Such arguments are superficially effective because they try to harness the power of apparently neutral and objective categories like “nature” and “natural” in support of one’s position. In this manner a person can try to slough off accusations of bigotry and intolerance because, after all, it’s just a matter of factual observation as to what is and is not a proper part of the natural order and/or what is mandated by natural law. It’s no more bigoted or intolerant than observing the dropped objects fall down rather than up, or that bears mate with other bears rather than with deer.

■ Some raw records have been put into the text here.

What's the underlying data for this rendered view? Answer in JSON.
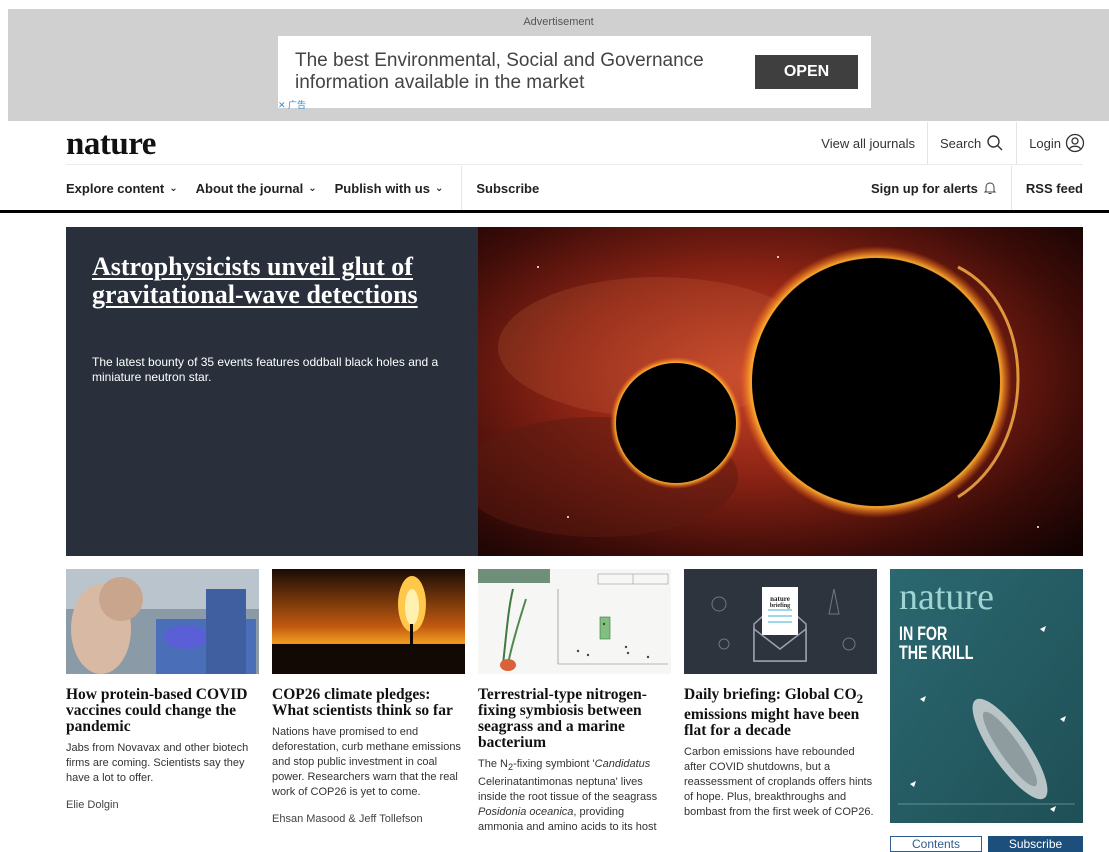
{
  "ad": {
    "label": "Advertisement",
    "text": "The best Environmental, Social and Governance information available in the market",
    "button": "OPEN",
    "choices": "✕ 广告"
  },
  "header": {
    "logo": "nature",
    "view_all": "View all journals",
    "search": "Search",
    "login": "Login"
  },
  "nav": {
    "explore": "Explore content",
    "about": "About the journal",
    "publish": "Publish with us",
    "subscribe": "Subscribe",
    "alerts": "Sign up for alerts",
    "rss": "RSS feed"
  },
  "hero": {
    "title": "Astrophysicists unveil glut of gravitational-wave detections",
    "subtitle": "The latest bounty of 35 events features oddball black holes and a miniature neutron star."
  },
  "cards": [
    {
      "title": "How protein-based COVID vaccines could change the pandemic",
      "summary": "Jabs from Novavax and other biotech firms are coming. Scientists say they have a lot to offer.",
      "author": "Elie Dolgin"
    },
    {
      "title": "COP26 climate pledges: What scientists think so far",
      "summary": "Nations have promised to end deforestation, curb methane emissions and stop public investment in coal power. Researchers warn that the real work of COP26 is yet to come.",
      "author": "Ehsan Masood & Jeff Tollefson"
    },
    {
      "title": "Terrestrial-type nitrogen-fixing symbiosis between seagrass and a marine bacterium",
      "summary_a": "The N",
      "summary_sub": "2",
      "summary_b": "-fixing symbiont '",
      "summary_i1": "Candidatus",
      "summary_c": " Celerinatantimonas neptuna' lives inside the root tissue of the seagrass ",
      "summary_i2": "Posidonia oceanica",
      "summary_d": ", providing ammonia and amino acids to its host"
    },
    {
      "title_a": "Daily briefing: Global CO",
      "title_sub": "2",
      "title_b": " emissions might have been flat for a decade",
      "summary": "Carbon emissions have rebounded after COVID shutdowns, but a reassessment of croplands offers hints of hope. Plus, breakthroughs and bombast from the first week of COP26."
    }
  ],
  "cover": {
    "masthead": "nature",
    "headline_1": "IN FOR",
    "headline_2": "THE KRILL",
    "contents": "Contents",
    "subscribe": "Subscribe"
  }
}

In reality, however, claims about the natural order or natural law only end up being masks for religious, political, or social prejudices — including those that rise to level of bigotry. The philosophical veneer might at times be impressive, but we must not fail to look beneath the surface in order to understand what the real ideas and arguments are. One means for doing that is to ask the not-so-easy question of just what is meant by “natural” and “unnatural.”
A common and simplistic meaning is that heterosexual relationships are “natural” because that is what we find in nature, whereas we don’t find homosexual relationships. The latter are therefore unnatural and should not be validated by society. A perfect example of this attitude towards the “unnaturalness” of homosexuality was expressed by Peter Akinola, Anglican Archbishop of Nigeria:

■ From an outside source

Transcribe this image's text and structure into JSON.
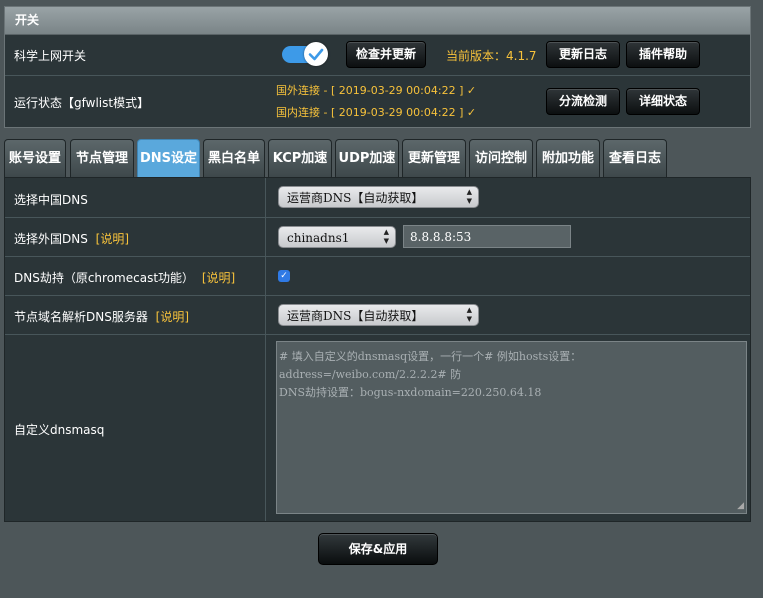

I cannot think of how a man in his senses would be having a sexual...